When a country opens its external borders to all comers don't be surprised when borders start going up internally
The European Union has, in a few short years, dismantled all the EU nation-state borders it can, whilst relaxing its external borders to the extent that it has become a free-for-all.
But while all the arguments rage about who should take which migrants and who should pay for that family of refugees, one thing has been overlooked.
That is the imposition of internal borders. Now I'm not talking about physical checkpoints that restrict the flow of people as in the old USSR. What I am talking about is the erection of obstacles concerning things like healthcare, access to social services and the ability to rent a house. Then there's the physical, armoured barriers put around buildings and where people gather.
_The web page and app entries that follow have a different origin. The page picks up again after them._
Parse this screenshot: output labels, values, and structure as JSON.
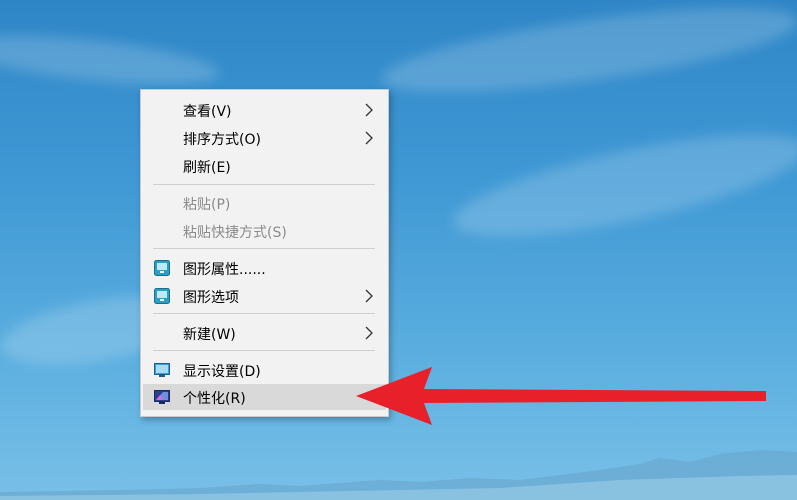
{
  "desktop": {
    "wallpaper_colors": [
      "#2f86c6",
      "#5aaedf",
      "#79c0e8"
    ]
  },
  "context_menu": {
    "items": [
      {
        "label": "查看(V)",
        "has_submenu": true,
        "enabled": true
      },
      {
        "label": "排序方式(O)",
        "has_submenu": true,
        "enabled": true
      },
      {
        "label": "刷新(E)",
        "has_submenu": false,
        "enabled": true
      },
      {
        "label": "粘贴(P)",
        "has_submenu": false,
        "enabled": false
      },
      {
        "label": "粘贴快捷方式(S)",
        "has_submenu": false,
        "enabled": false
      },
      {
        "label": "图形属性......",
        "has_submenu": false,
        "enabled": true,
        "icon": "graphics-icon"
      },
      {
        "label": "图形选项",
        "has_submenu": true,
        "enabled": true,
        "icon": "graphics-icon"
      },
      {
        "label": "新建(W)",
        "has_submenu": true,
        "enabled": true
      },
      {
        "label": "显示设置(D)",
        "has_submenu": false,
        "enabled": true,
        "icon": "display-icon"
      },
      {
        "label": "个性化(R)",
        "has_submenu": false,
        "enabled": true,
        "icon": "personalize-icon",
        "highlighted": true
      }
    ]
  },
  "annotation": {
    "arrow_color": "#e8202a"
  }
}
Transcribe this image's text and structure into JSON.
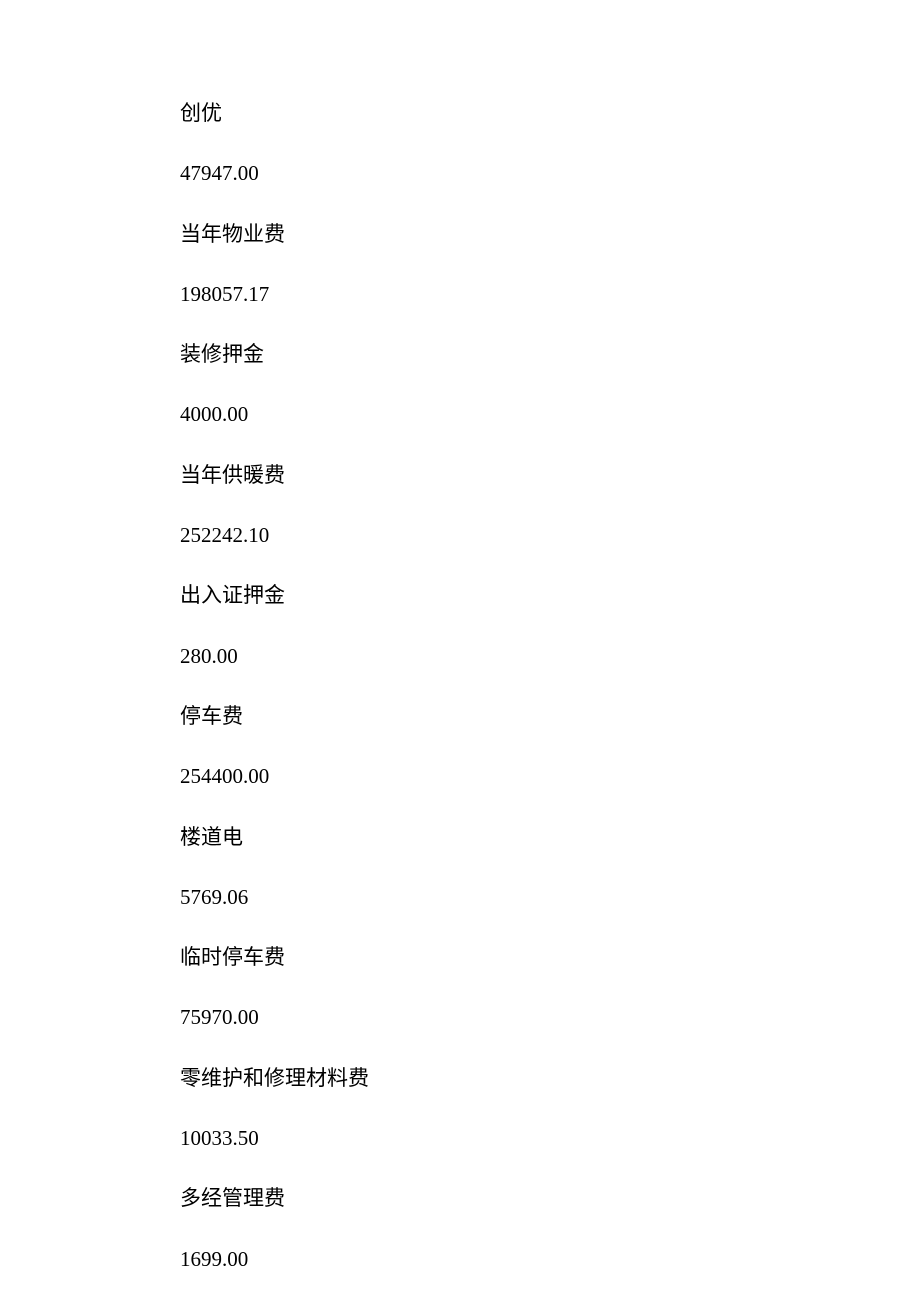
{
  "items": [
    {
      "label": "创优",
      "value": "47947.00"
    },
    {
      "label": "当年物业费",
      "value": "198057.17"
    },
    {
      "label": "装修押金",
      "value": "4000.00"
    },
    {
      "label": "当年供暖费",
      "value": "252242.10"
    },
    {
      "label": "出入证押金",
      "value": "280.00"
    },
    {
      "label": "停车费",
      "value": "254400.00"
    },
    {
      "label": "楼道电",
      "value": "5769.06"
    },
    {
      "label": "临时停车费",
      "value": "75970.00"
    },
    {
      "label": "零维护和修理材料费",
      "value": "10033.50"
    },
    {
      "label": "多经管理费",
      "value": "1699.00"
    }
  ]
}
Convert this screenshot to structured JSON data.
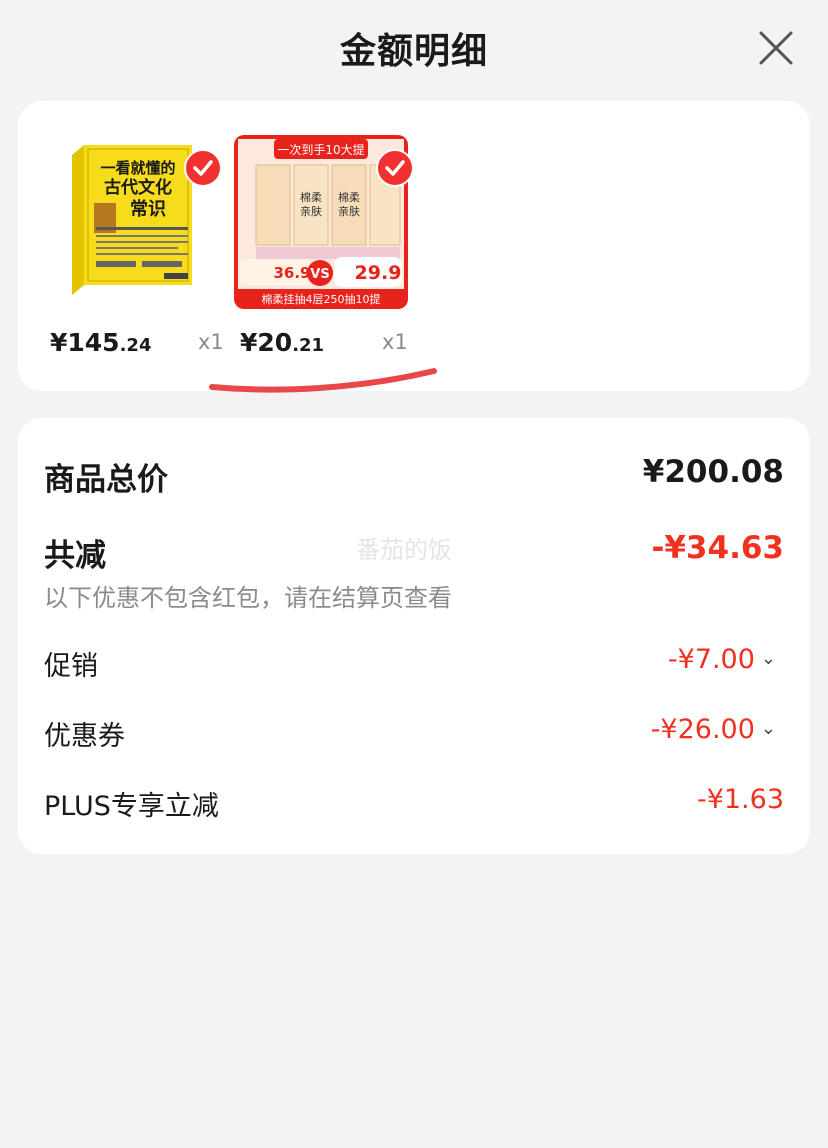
{
  "header": {
    "title": "金额明细",
    "close_icon": "close-icon"
  },
  "products": [
    {
      "name": "一看就懂的古代文化常识",
      "price_int": "¥145",
      "price_dec": ".24",
      "qty": "x1",
      "checked": true
    },
    {
      "name": "棉柔亲肤 挂抽纸巾",
      "price_int": "¥20",
      "price_dec": ".21",
      "qty": "x1",
      "checked": true
    }
  ],
  "product_images": {
    "book_lines": [
      "一看就懂的",
      "古代文化",
      "常识"
    ],
    "tissue_banner": "一次到手10大提",
    "tissue_text": [
      "棉柔",
      "亲肤"
    ],
    "tissue_prices": [
      "36.9",
      "29.9"
    ],
    "tissue_footer": "棉柔挂抽4层250抽10提"
  },
  "summary": {
    "total_label": "商品总价",
    "total_value": "¥200.08",
    "discount_label": "共减",
    "discount_value": "-¥34.63",
    "note": "以下优惠不包含红包，请在结算页查看",
    "watermark": "番茄的饭",
    "items": [
      {
        "label": "促销",
        "value": "-¥7.00",
        "expandable": true
      },
      {
        "label": "优惠券",
        "value": "-¥26.00",
        "expandable": true
      },
      {
        "label": "PLUS专享立减",
        "value": "-¥1.63",
        "expandable": false
      }
    ]
  },
  "colors": {
    "accent_red": "#f0311f",
    "background": "#f3f3f3",
    "card": "#ffffff",
    "underline": "#e8484a"
  }
}
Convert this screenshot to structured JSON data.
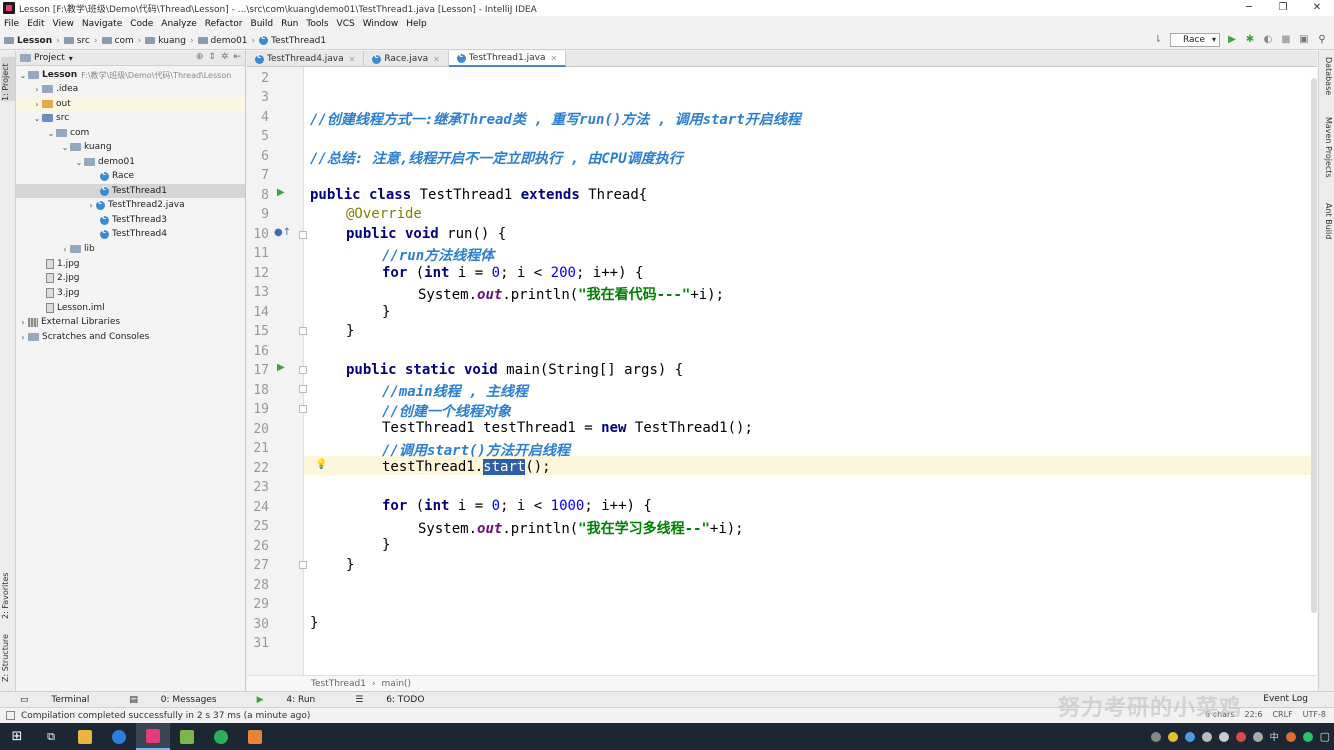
{
  "window": {
    "title": "Lesson [F:\\教学\\班级\\Demo\\代码\\Thread\\Lesson] - ...\\src\\com\\kuang\\demo01\\TestThread1.java [Lesson] - IntelliJ IDEA",
    "controls": [
      "─",
      "❐",
      "✕"
    ]
  },
  "menu": [
    "File",
    "Edit",
    "View",
    "Navigate",
    "Code",
    "Analyze",
    "Refactor",
    "Build",
    "Run",
    "Tools",
    "VCS",
    "Window",
    "Help"
  ],
  "navbar": {
    "crumbs": [
      "Lesson",
      "src",
      "com",
      "kuang",
      "demo01",
      "TestThread1"
    ],
    "run_config": "Race"
  },
  "left_stripe": {
    "project_tab": "1: Project",
    "favorites_tab": "2: Favorites",
    "structure_tab": "Z: Structure"
  },
  "right_stripe": {
    "database_tab": "Database",
    "maven_tab": "Maven Projects",
    "ant_tab": "Ant Build"
  },
  "project_panel": {
    "header": "Project",
    "tree": [
      {
        "label": "Lesson",
        "path": "F:\\教学\\班级\\Demo\\代码\\Thread\\Lesson"
      },
      {
        "label": ".idea"
      },
      {
        "label": "out"
      },
      {
        "label": "src"
      },
      {
        "label": "com"
      },
      {
        "label": "kuang"
      },
      {
        "label": "demo01"
      },
      {
        "label": "Race"
      },
      {
        "label": "TestThread1"
      },
      {
        "label": "TestThread2.java"
      },
      {
        "label": "TestThread3"
      },
      {
        "label": "TestThread4"
      },
      {
        "label": "lib"
      },
      {
        "label": "1.jpg"
      },
      {
        "label": "2.jpg"
      },
      {
        "label": "3.jpg"
      },
      {
        "label": "Lesson.iml"
      },
      {
        "label": "External Libraries"
      },
      {
        "label": "Scratches and Consoles"
      }
    ]
  },
  "editor_tabs": [
    {
      "label": "TestThread4.java"
    },
    {
      "label": "Race.java"
    },
    {
      "label": "TestThread1.java",
      "active": true
    }
  ],
  "editor": {
    "line_numbers": [
      "2",
      "3",
      "4",
      "5",
      "6",
      "7",
      "8",
      "9",
      "10",
      "11",
      "12",
      "13",
      "14",
      "15",
      "16",
      "17",
      "18",
      "19",
      "20",
      "21",
      "22",
      "23",
      "24",
      "25",
      "26",
      "27",
      "28",
      "29",
      "30",
      "31"
    ],
    "current_line": "22",
    "lines": {
      "l4": "//创建线程方式一:继承Thread类 , 重写run()方法 , 调用start开启线程",
      "l6": "//总结: 注意,线程开启不一定立即执行 , 由CPU调度执行",
      "l8_kw": "public class",
      "l8_name": "TestThread1",
      "l8_kw2": "extends",
      "l8_rest": "Thread{",
      "l9": "@Override",
      "l10_kw": "public void",
      "l10_rest": "run() {",
      "l11": "//run方法线程体",
      "l12_kw": "for",
      "l12_a": "(",
      "l12_kw2": "int",
      "l12_b": "i = ",
      "l12_n1": "0",
      "l12_c": "; i < ",
      "l12_n2": "200",
      "l12_d": "; i++) {",
      "l13_a": "System.",
      "l13_fld": "out",
      "l13_b": ".println(",
      "l13_str": "\"我在看代码---\"",
      "l13_c": "+i);",
      "l14": "}",
      "l15": "}",
      "l17_kw": "public static void",
      "l17_rest": "main(String[] args) {",
      "l18": "//main线程 , 主线程",
      "l19": "//创建一个线程对象",
      "l20_a": "TestThread1 testThread1 = ",
      "l20_kw": "new",
      "l20_b": "TestThread1();",
      "l21": "//调用start()方法开启线程",
      "l22_a": "testThread1.",
      "l22_sel": "start",
      "l22_b": "();",
      "l24_kw": "for",
      "l24_a": "(",
      "l24_kw2": "int",
      "l24_b": "i = ",
      "l24_n1": "0",
      "l24_c": "; i < ",
      "l24_n2": "1000",
      "l24_d": "; i++) {",
      "l25_a": "System.",
      "l25_fld": "out",
      "l25_b": ".println(",
      "l25_str": "\"我在学习多线程--\"",
      "l25_c": "+i);",
      "l26": "}",
      "l27": "}",
      "l30": "}"
    },
    "breadcrumb": [
      "TestThread1",
      "main()"
    ]
  },
  "bottom_tools": [
    "Terminal",
    "0: Messages",
    "4: Run",
    "6: TODO"
  ],
  "event_log": "Event Log",
  "status": {
    "message": "Compilation completed successfully in 2 s 37 ms (a minute ago)",
    "right": [
      "6 chars",
      "22:6",
      "CRLF",
      "UTF-8"
    ]
  },
  "watermark": "努力考研的小菜鸡",
  "taskbar": {
    "tray_text": "中"
  }
}
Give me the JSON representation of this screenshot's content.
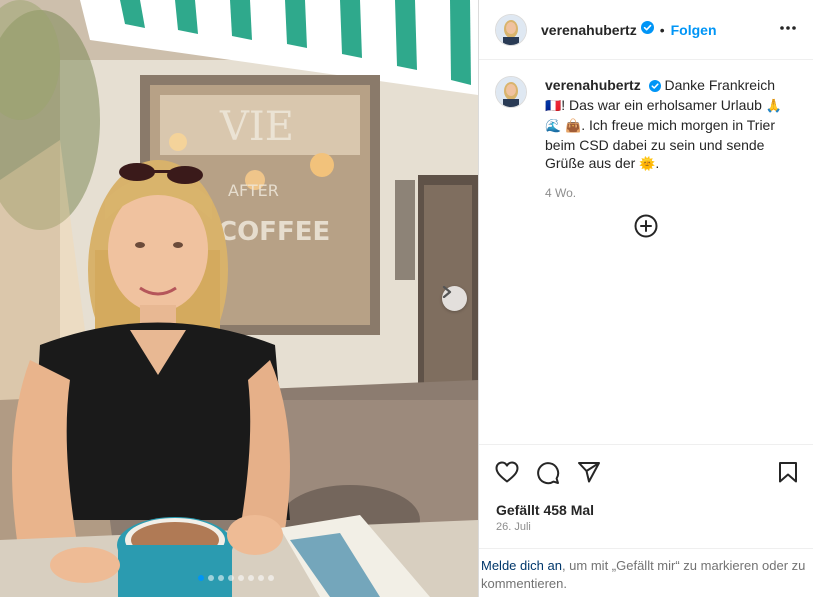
{
  "post": {
    "username": "verenahubertz",
    "follow_label": "Folgen",
    "separator": "•",
    "caption_text_1": "Danke Frankreich",
    "caption_text_2": "! Das war ein erholsamer Urlaub",
    "caption_text_3": ". Ich freue mich morgen in Trier beim CSD dabei zu sein und sende Grüße aus der",
    "caption_text_4": ".",
    "emoji_flag": "🇫🇷",
    "emoji_pray": "🙏",
    "emoji_wave": "🌊",
    "emoji_bag": "👜",
    "emoji_sun": "🌞",
    "age": "4 Wo.",
    "likes": "Gefällt 458 Mal",
    "date": "26. Juli",
    "login_link": "Melde dich an",
    "login_text": ", um mit „Gefällt mir“ zu markieren oder zu kommentieren.",
    "photo_sign_text": "VIE",
    "photo_coffee_text": "COFFEE",
    "photo_after_text": "AFTER",
    "carousel_count": 8,
    "carousel_active": 0
  },
  "icons": {
    "verified": "verified-badge-icon",
    "more": "more-options-icon",
    "add": "add-comment-icon",
    "like": "heart-icon",
    "comment": "comment-icon",
    "share": "share-icon",
    "save": "bookmark-icon",
    "next": "chevron-right-icon"
  },
  "colors": {
    "accent": "#0095f6",
    "text": "#262626",
    "muted": "#8e8e8e",
    "link": "#00376b"
  }
}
David Cameron wants to argue that his 'emergency brake' on migrant benefits is a success, but in reality it is a border, albeit temporary, around our social security budget. You can enter the country but the social security border police will stop you claiming (for a while).
Moves to limit health tourism amount to the same thing, anyone can come into the country but you cannot pass the NHS border police.
Then there is the new law on Right to Rent, that kicks in today, which forces landlords to check that potential tenants have the right to rent a home in the UK. Because we cannot monitor or enforce the borders around the UK, we have to put an internal border around the ability to rent (but notably not buy) a home. Matt Hutchinson, director of flatshare site SpareRoom.co.uk put this into perspective when he said:
"Outsourcing border patrol to landlords is like asking passengers to drive trains – a foolish and senseless example of delegation.
"Landlords now have to wade through a 21-page guide on how to check their tenants' right to rent, or risk a hefty fine if they turn out to be letting to someone living illegally in the UK.
"Landlords may seek to avoid the risk altogether – by simply letting to people with UK passports.
"This could lead to cut and dry examples of discrimination as landlords look for ways to simplify the vetting process – which also requires follow up checks – by reconsidering who they are inclined to let to.
"One independent study has already showed that 42% of landlords said that Right to Rent has made them less likely to consider tenants without British passports."
This sort of thing will only get worse over time as the EU pushes the UK into further integration until the only solution is an EU-wide, one size fits all solution, which will force the UK to harmonise up to the hilt with the rest of the EU. This will almost certainly have huge impacts on the UK's ability to provide proper health care and social services free at the point of need where appropriate.
The upshot is that, if we want to protect our national health and social security policies as well as limit the risk of discrimination, we have to leave the EU and regain full control of our borders. Then we can treat everyone who wants to come and live in the UK equally, wherever they come from.